32. Duchess of ATHOLL
asked the Home Secretary whether his attention has been called to the fact that it is customary to exhibit a wax effigy of, and relics appertaining to, men and women who have suffered capital punishment; whether the concurrence of the Home Office is given for such exhibition; and, if so, whether any steps can be taken to prevent them in future?
Such exhibitions do not require my right hon. Friend's concurrence, and he does not see his way to propose any legislation for the purpose of prohibiting them.
Duchess of ATHOLL
Does the hon. Gentleman not consider that such exhibitions must be very painful to the feelings of the relatives of those who suffer the extreme penalty, and tend to excite a morbid and an unhealthy curiosity in the minds of the public?
I am inclined to agree with the Noble Lady, but the difficulty is the question of how it is to be dealt with. I would rather prefer to see happening in this connection what happened in the Crumbles case, namely, that public opinion should become strong enough to prevent these things.
§ Mr. G. LOCKER-LAMPSON
As this is really a question of public morals, is not the Home Office the only Department that can possibly deal with the matter?
Yes, but we have no power to deal with it at the present moment, and it is a question of seeking powers.
§ Mr. CLIMIE
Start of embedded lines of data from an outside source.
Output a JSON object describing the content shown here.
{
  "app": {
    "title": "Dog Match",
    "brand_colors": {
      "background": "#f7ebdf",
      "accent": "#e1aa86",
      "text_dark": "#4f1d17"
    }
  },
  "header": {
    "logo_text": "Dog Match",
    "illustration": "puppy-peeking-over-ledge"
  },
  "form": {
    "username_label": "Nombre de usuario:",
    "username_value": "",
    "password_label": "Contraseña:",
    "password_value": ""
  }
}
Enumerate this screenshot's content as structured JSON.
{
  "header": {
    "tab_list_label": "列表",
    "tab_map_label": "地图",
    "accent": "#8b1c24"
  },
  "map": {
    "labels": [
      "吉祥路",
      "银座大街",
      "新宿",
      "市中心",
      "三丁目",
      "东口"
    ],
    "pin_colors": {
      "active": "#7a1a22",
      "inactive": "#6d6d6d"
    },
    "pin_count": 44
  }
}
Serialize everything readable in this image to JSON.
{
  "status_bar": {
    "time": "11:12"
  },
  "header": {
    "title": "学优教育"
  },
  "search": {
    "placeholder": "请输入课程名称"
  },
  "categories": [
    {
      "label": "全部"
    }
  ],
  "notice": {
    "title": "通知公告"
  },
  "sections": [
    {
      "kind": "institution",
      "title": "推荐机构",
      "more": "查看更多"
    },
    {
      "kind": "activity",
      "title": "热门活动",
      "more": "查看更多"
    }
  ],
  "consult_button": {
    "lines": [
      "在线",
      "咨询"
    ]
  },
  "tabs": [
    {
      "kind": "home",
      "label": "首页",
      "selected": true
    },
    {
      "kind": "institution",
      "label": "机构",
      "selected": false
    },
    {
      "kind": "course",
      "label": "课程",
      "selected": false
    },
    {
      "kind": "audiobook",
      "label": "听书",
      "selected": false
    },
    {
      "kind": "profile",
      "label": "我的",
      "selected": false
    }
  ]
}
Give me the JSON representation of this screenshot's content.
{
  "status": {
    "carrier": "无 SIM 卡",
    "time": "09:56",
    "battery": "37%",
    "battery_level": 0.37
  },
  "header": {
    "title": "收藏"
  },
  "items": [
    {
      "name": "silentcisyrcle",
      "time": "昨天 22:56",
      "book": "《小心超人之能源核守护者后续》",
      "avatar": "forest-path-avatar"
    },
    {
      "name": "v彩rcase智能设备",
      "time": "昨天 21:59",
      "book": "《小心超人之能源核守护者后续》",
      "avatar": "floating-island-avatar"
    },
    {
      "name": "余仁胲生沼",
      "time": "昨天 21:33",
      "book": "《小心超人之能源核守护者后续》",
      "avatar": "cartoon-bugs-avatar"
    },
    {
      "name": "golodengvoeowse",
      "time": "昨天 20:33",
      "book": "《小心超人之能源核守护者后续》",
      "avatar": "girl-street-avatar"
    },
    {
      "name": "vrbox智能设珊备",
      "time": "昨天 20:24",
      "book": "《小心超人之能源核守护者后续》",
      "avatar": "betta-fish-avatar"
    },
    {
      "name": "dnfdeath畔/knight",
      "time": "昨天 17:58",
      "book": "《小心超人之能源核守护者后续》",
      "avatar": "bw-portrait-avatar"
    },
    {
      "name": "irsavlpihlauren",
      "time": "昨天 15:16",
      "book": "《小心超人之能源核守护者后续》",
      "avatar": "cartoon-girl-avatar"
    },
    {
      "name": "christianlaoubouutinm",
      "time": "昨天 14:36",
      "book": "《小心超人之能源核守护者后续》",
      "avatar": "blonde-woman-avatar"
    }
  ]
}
If the Home Office sanctions capital punishment, how can they refuse to give sanction to exhibitions of this kind?